Let them be good at enjoying playing the sport. There are around 8 billion people in the world. If you require your child to be the “best” at anything they only have a 0.00…1% chance of living up to your expectations. (No, I didn't really do the math.) It wasn't until I was well into my adult life that I could actually appreciate the abilities of others. When I was younger I resented anyone with talent because I was supposed to be the “best.” Give your child permission to not be the “best.” You could even give them permission to celebrate others, even those on the other team. Believe it or not, this will not only make them a better person, but will help them learn new skills in their chosen sport. It helps to make them teachable.
4. Help your child discover and pursue THEIR passions. (When they want to play a position or sport different than what you want for them, build their confidence by letting them be right about their choice.)
The team I coached was a children's community league where everyone got to try every position. I once had a parent explain to me that his daughter was more of a forward than a defender and that I should put her in the game more often. He was basically telling me how much better she was than the other kids. This is a common assumption of insecure parents. I gently went to his daughter, knelt down and asked her if she would like to play. As I had suspected, she didn't even want to play. As fathers we can often be so overly concerned with our child outperforming the other kids that we lose sight of their heart, their desire. Give them permission to have passions different than yours. Let them explore sports and team positions you wouldn't have chosen for them.
5. Your child’s safety and the safety of others is always the greatest win. (This includes not just physically safety, but also emotional, mental and social well being.)
The young YMCA youth soccer gentleman that recruited volunteers such as myself, also oversaw multiple Saturday morning games. When we ended up with too few kids for our game he decided that both teams of kids would be combined and play against the adults. For safety reasons both goalies were played by adults. We gently passed the ball to each other and cheered the kids on.
Then it happened. That young man almost lost his life! I’m 6’4” and came very close to showing him my full contact skills. He thought all the kids were out of the way and decided to treat this as a professional game. Kicking the ball as hard as he could toward the adult goalie he nailed my daughter, Abigail, knocking her to the ground and completely knocking the wind out of her. She lay on the grass in pain and panicking to breath. I made a split second decision between introducing my recruiter to a combat sport and holding my girl.
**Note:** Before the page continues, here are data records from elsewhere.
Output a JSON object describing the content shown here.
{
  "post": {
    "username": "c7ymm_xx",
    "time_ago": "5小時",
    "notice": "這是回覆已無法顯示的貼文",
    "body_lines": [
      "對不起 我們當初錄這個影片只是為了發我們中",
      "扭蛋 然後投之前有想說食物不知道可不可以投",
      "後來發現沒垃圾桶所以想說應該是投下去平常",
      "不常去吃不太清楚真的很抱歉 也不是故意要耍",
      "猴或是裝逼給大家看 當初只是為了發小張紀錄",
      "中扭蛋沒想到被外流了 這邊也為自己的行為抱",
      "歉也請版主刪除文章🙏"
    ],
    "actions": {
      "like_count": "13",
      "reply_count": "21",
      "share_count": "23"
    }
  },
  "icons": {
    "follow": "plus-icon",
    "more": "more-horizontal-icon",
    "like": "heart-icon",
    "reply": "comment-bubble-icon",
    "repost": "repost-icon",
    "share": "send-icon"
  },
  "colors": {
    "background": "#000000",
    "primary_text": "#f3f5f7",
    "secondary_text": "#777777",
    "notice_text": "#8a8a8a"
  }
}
Safety first. Be more concerned about your child's safety than their performance. Not just physically, but emotionally and socially as well. You could even demonstrate being concerned with the welfare of others over “winning.” It may seem simple to you, but for me on that field that day it was a huge “win” to keep my cool and accept that young man’s heart felt apology. He truly didn't see my daughter. He really did feel bad about hurting her. His safety was important too. Verbal and/or physical violence would have done no good. As their coach it would have only modeled really bad behavior.
Sports are a wonderful way for fathers to celebrate who their children are regardless of their skill level. It is a great environment for fathers to give their children permission to communicate THEIR heart and pursue THEIR passions. Sports are the ideal place for fathers to demonstrate that their child's safety and the safety of others is always a “win.”
And lastly, it is within the context of sports that fathers have one of the best opportunities to demonstrate the power of being kind. As a friend recently told me, “it is nice to be important, but it is even more important to be nice.”
(Raymond) Dirk Rowe is an Outreach Chaplain at Victory Mission & Ministry in Springfield, Missouri. He had the honor of hosting the first Good Dads class at Victory Mission and has greatly enjoyed seeing this amazing opportunity grow into multiple classes around Springfield.